(Data about app and page elements)
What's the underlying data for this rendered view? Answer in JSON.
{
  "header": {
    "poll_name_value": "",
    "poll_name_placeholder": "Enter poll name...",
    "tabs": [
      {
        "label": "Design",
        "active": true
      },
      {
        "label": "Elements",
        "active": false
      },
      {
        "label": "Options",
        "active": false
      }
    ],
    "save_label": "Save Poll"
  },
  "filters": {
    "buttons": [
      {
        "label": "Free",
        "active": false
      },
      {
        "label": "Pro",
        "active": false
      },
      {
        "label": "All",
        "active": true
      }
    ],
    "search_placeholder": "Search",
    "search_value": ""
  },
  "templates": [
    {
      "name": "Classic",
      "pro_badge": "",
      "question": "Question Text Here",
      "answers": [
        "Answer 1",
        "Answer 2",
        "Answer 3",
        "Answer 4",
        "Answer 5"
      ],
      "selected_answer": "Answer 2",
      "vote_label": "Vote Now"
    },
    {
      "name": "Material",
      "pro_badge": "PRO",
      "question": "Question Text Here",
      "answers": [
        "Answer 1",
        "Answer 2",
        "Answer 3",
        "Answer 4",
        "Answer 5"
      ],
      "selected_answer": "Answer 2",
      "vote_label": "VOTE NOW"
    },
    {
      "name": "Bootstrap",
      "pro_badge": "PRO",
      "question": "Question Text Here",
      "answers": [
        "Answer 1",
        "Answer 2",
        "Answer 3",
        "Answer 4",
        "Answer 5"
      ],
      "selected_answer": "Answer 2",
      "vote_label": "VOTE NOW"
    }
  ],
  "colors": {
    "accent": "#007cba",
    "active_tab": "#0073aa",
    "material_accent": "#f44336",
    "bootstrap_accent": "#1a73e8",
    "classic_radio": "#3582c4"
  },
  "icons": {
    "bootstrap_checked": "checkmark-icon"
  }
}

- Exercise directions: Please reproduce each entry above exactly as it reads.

- Completed exercise:
What's the underlying data for this rendered view? Answer in JSON.
{
  "header": {
    "poll_name_value": "",
    "poll_name_placeholder": "Enter poll name...",
    "tabs": [
      {
        "label": "Design",
        "active": true
      },
      {
        "label": "Elements",
        "active": false
      },
      {
        "label": "Options",
        "active": false
      }
    ],
    "save_label": "Save Poll"
  },
  "filters": {
    "buttons": [
      {
        "label": "Free",
        "active": false
      },
      {
        "label": "Pro",
        "active": false
      },
      {
        "label": "All",
        "active": true
      }
    ],
    "search_placeholder": "Search",
    "search_value": ""
  },
  "templates": [
    {
      "name": "Classic",
      "pro_badge": "",
      "question": "Question Text Here",
      "answers": [
        "Answer 1",
        "Answer 2",
        "Answer 3",
        "Answer 4",
        "Answer 5"
      ],
      "selected_answer": "Answer 2",
      "vote_label": "Vote Now"
    },
    {
      "name": "Material",
      "pro_badge": "PRO",
      "question": "Question Text Here",
      "answers": [
        "Answer 1",
        "Answer 2",
        "Answer 3",
        "Answer 4",
        "Answer 5"
      ],
      "selected_answer": "Answer 2",
      "vote_label": "VOTE NOW"
    },
    {
      "name": "Bootstrap",
      "pro_badge": "PRO",
      "question": "Question Text Here",
      "answers": [
        "Answer 1",
        "Answer 2",
        "Answer 3",
        "Answer 4",
        "Answer 5"
      ],
      "selected_answer": "Answer 2",
      "vote_label": "VOTE NOW"
    }
  ],
  "colors": {
    "accent": "#007cba",
    "active_tab": "#0073aa",
    "material_accent": "#f44336",
    "bootstrap_accent": "#1a73e8",
    "classic_radio": "#3582c4"
  },
  "icons": {
    "bootstrap_checked": "checkmark-icon"
  }
}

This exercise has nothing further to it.